It goes without saying that more such initiatives are needed to help restore eco-sensitive regions struggling with pollution, climate change and biodiversity loss. The good news however is that all of us can become sustainability champions   by making more mindful choices everyday. Yes, we need governments, industries, researchers and innovators to find macro solutions but if  we, as individuals, just focused on eliminating single-use plastic (SUP) products, we could minimise our contribution to the plastic pollution crisis. Just by managing waste and avoiding SUPs, we can contribute significantly to improving the air quality and reduce  soil, water, food contamination and pollution. This was the thought that made me back the #BeatPlasticPollution” campaign and to phase out single-use plastics from my life.

The climate action rainbow is a good place to start and here are seven things that anyone can do on a daily basis to take better care of the planet.

Begin with the 3 R’s of ‘reduce, reuse, recycle’  to mitigate the consumption  of  non-biodegradable products.
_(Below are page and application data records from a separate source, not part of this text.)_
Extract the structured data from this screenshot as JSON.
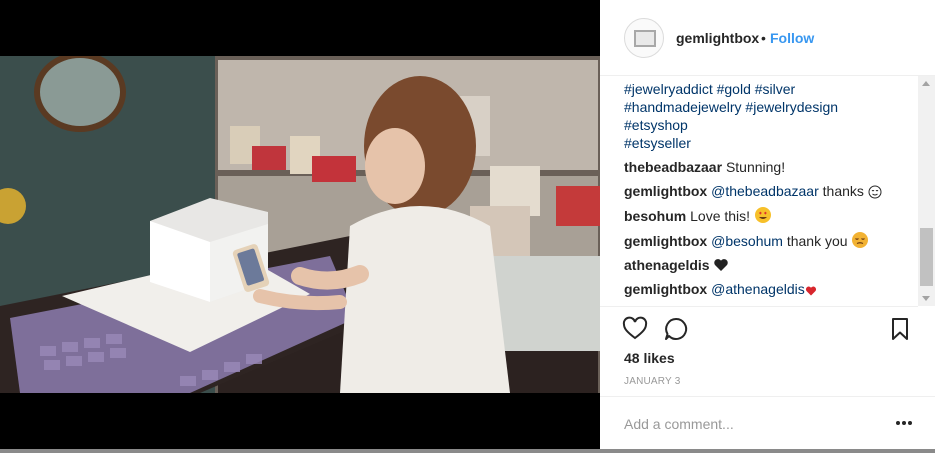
{
  "post": {
    "username": "gemlightbox",
    "separator": "•",
    "follow_label": "Follow",
    "likes": "48 likes",
    "date": "JANUARY 3",
    "comment_placeholder": "Add a comment..."
  },
  "caption_tags": [
    [
      "#jewelryaddict",
      "#gold",
      "#silver"
    ],
    [
      "#handmadejewelry",
      "#jewelrydesign"
    ],
    [
      "#etsyshop"
    ],
    [
      "#etsyseller"
    ]
  ],
  "comments": [
    {
      "user": "thebeadbazaar",
      "text": "Stunning!"
    },
    {
      "user": "gemlightbox",
      "mention": "@thebeadbazaar",
      "text": "thanks",
      "emoji": "relieved-face"
    },
    {
      "user": "besohum",
      "text": "Love this!",
      "emoji": "heart-eyes-face"
    },
    {
      "user": "gemlightbox",
      "mention": "@besohum",
      "text": "thank you",
      "emoji": "pensive-face"
    },
    {
      "user": "athenageldis",
      "text": "",
      "emoji": "black-heart"
    },
    {
      "user": "gemlightbox",
      "mention": "@athenageldis",
      "text": "",
      "emoji": "red-heart"
    }
  ],
  "icons": {
    "like": "heart-outline-icon",
    "comment": "speech-bubble-icon",
    "save": "bookmark-icon",
    "more": "more-options-icon"
  },
  "colors": {
    "link": "#003569",
    "follow": "#3897f0",
    "text": "#262626",
    "muted": "#999999"
  }
}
Refuse tissue paper that is not made from recycled paper.

Say ‘no’ to plastic lined sanitary napkins and diapers, styrofoam articles and  all single use plastics.  Carry your own cutlery, water bottle, coffee cups, metal straws and take a few cotton bags with you every time you go shopping.  Switch to bamboo toothbrushes and ear buds.

Reduce energy consumption, replace CFL bulbs with LEDs and switch to energy-efficient appliances. 

Minimise  water wastage by fixing dripping taps, recycle grey water if possible for non-potable purposes and explore  basic rainwater harvesting.

You could also switch to a locally and sustainably grown plant-based diet as it reduces greenhouse gas emissions. 

Manage and segregate waste at source. I also compost all the wet waste at home to fertilise my plants.

Choose  chemical-free cleaning products.

And the final step would be to plant more indigenous trees.

Afforestation is an important part of tackling climate change and we can join forces with individuals and organisations that are working to increase the green cover of the planet, one sapling at a time. Having  planted more than  8000  trees over the years to commemorate birthdays and anniversaries, I cannot put into words the joy such a gift brings to both humans and the planet.

Doing my bit for Mother Earth also includes carrying my very own metal water bottle everywhere. At last count, just this small action  prevented over 12000 plastic bottles from reaching the ocean over a span of 8 years.

When Avyaan was born, it was important for me to ensure every piece of clothing and even the diapers that touched his skin were plastic-free and organic.

Whether it is a beach cleaning initiative, a start-up that converts plastic bottles into shoes or a green warrior like Jadav “Molai” Payeng  who single-handedly planted saplings along a dry sandbar by the Brahmaputra to create a  50 hectare forest, the point is simply this. We can all  bring more sustainability to our lives in our own unique ways. 

Environmental pioneer Barbara Ward once said, “We have forgotten how to be good guests, how to walk lightly on the earth as its other creatures do.” It is time to walk lightly on earth, be gentle with it  because our survival as a race depends on not exhausting its resources or taking its resilience and generosity for granted.